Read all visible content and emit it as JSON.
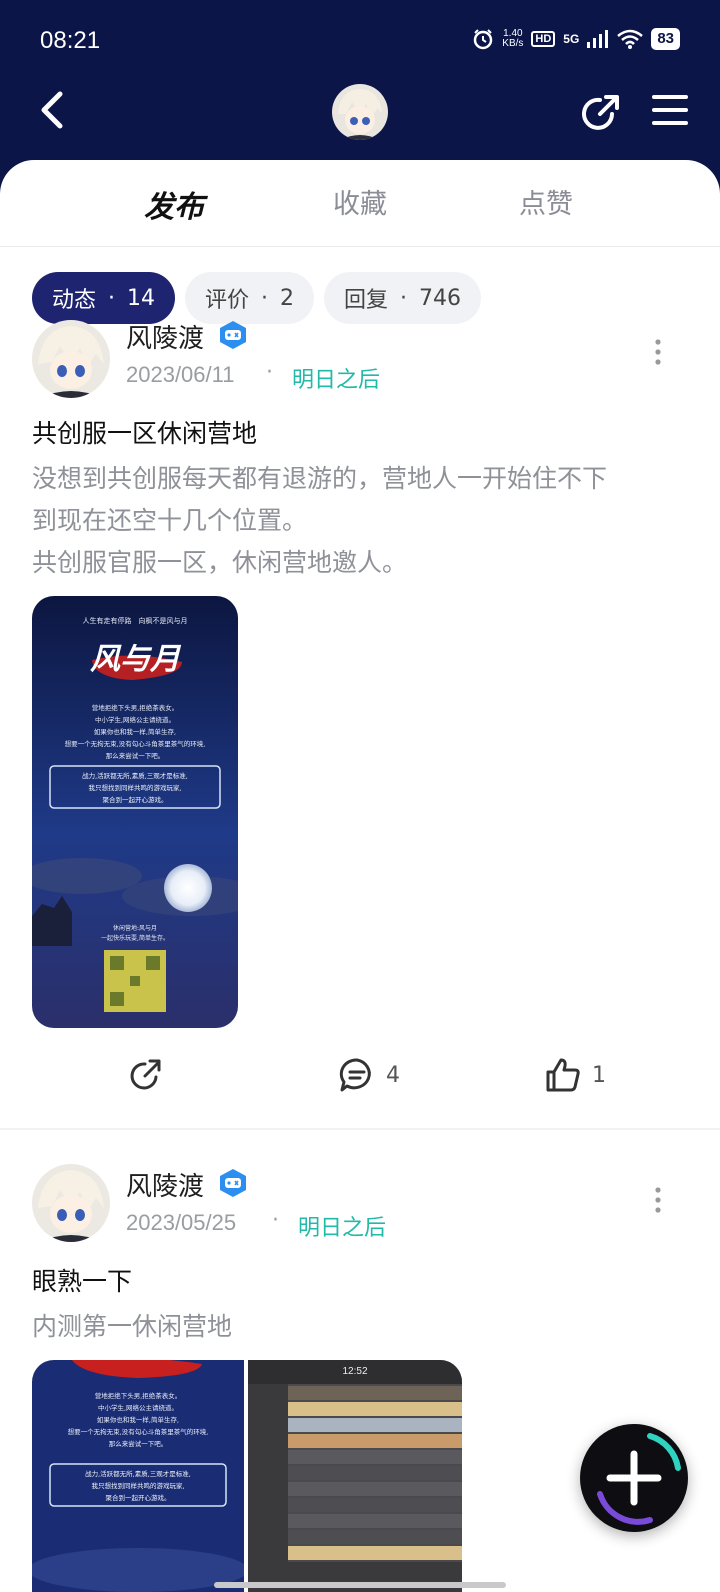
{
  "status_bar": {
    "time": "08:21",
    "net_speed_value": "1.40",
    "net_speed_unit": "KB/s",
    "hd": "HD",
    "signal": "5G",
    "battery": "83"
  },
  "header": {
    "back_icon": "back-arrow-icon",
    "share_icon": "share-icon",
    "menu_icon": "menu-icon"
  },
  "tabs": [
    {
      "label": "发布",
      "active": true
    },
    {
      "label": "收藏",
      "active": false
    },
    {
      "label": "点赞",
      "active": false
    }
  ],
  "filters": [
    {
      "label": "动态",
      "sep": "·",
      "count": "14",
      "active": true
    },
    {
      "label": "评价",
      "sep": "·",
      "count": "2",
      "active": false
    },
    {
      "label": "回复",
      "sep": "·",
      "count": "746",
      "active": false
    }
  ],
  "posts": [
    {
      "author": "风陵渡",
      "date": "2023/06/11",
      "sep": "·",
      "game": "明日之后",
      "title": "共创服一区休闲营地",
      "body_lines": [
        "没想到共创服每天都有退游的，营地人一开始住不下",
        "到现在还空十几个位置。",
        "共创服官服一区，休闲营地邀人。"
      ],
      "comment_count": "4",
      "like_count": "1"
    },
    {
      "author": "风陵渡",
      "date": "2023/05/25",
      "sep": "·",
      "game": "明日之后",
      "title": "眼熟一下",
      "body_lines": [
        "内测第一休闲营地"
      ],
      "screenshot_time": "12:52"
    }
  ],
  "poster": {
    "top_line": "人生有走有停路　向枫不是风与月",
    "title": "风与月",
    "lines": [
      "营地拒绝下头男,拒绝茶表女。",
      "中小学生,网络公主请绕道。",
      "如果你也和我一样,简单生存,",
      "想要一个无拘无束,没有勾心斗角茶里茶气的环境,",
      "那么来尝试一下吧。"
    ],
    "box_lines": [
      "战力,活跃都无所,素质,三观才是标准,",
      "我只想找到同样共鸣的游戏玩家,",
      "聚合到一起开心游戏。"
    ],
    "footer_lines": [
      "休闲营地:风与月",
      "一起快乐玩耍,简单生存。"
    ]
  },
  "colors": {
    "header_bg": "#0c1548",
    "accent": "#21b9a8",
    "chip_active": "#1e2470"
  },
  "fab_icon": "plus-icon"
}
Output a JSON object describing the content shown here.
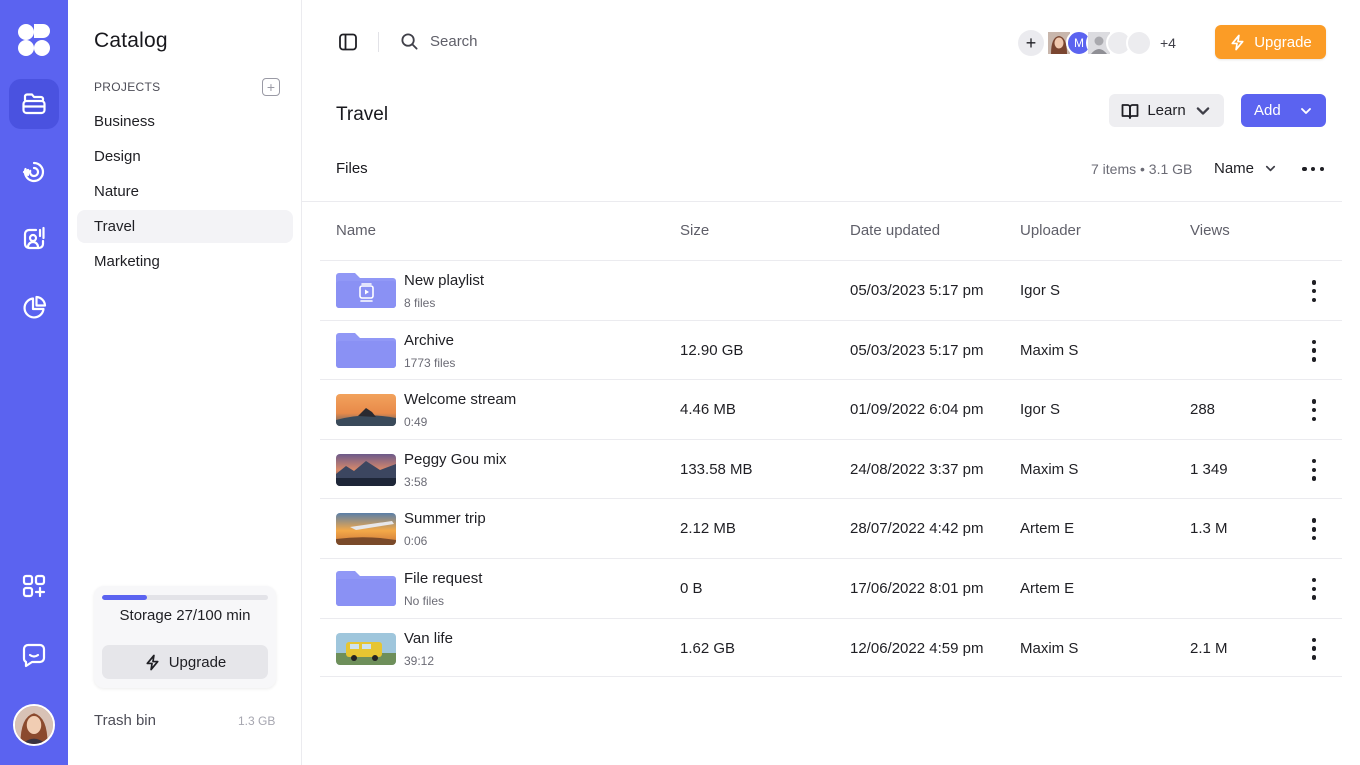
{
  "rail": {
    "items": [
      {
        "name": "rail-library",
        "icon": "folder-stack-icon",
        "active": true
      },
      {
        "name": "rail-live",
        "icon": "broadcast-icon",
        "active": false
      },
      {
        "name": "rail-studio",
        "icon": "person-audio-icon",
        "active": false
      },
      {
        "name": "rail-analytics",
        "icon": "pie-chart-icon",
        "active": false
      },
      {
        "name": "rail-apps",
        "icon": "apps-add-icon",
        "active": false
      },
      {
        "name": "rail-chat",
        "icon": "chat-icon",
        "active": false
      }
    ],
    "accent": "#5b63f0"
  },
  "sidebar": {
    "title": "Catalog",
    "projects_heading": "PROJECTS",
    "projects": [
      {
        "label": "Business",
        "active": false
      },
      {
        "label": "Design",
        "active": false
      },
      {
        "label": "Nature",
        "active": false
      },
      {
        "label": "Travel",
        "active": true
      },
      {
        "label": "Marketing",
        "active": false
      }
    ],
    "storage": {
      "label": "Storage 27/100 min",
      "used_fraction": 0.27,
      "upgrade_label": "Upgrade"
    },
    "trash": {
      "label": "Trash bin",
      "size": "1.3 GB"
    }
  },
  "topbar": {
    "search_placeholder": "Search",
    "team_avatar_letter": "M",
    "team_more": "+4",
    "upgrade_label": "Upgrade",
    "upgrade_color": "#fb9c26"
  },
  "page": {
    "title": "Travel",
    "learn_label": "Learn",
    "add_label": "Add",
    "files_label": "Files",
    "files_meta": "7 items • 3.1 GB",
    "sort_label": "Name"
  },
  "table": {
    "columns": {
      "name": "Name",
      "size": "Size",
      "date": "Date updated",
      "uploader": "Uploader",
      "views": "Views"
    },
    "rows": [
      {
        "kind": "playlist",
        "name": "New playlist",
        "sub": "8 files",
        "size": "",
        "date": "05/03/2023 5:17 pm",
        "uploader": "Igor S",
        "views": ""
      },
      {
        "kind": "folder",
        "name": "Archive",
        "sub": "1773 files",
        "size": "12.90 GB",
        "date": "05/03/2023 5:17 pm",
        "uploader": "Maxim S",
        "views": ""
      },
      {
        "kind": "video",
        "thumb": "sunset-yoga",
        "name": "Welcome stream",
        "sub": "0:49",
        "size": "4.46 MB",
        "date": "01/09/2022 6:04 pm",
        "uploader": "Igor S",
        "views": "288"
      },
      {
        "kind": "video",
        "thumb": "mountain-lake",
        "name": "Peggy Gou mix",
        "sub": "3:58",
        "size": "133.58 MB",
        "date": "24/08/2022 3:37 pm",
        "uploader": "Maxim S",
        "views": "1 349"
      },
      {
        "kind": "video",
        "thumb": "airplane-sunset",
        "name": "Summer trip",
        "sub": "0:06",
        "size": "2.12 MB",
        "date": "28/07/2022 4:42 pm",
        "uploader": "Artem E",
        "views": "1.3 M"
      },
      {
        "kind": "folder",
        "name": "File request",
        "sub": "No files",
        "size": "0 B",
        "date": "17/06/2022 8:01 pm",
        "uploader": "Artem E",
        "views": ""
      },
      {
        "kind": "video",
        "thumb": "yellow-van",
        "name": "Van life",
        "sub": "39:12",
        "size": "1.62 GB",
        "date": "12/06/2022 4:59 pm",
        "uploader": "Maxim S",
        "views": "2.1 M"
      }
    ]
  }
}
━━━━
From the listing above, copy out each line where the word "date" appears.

#### WRITTEN REPLY:
      "date": "2023/06/11",
      "date": "2023/05/25",
      "date": "Date updated",
        "date": "05/03/2023 5:17 pm",
        "date": "05/03/2023 5:17 pm",
        "date": "01/09/2022 6:04 pm",
        "date": "24/08/2022 3:37 pm",
        "date": "28/07/2022 4:42 pm",
        "date": "17/06/2022 8:01 pm",
        "date": "12/06/2022 4:59 pm",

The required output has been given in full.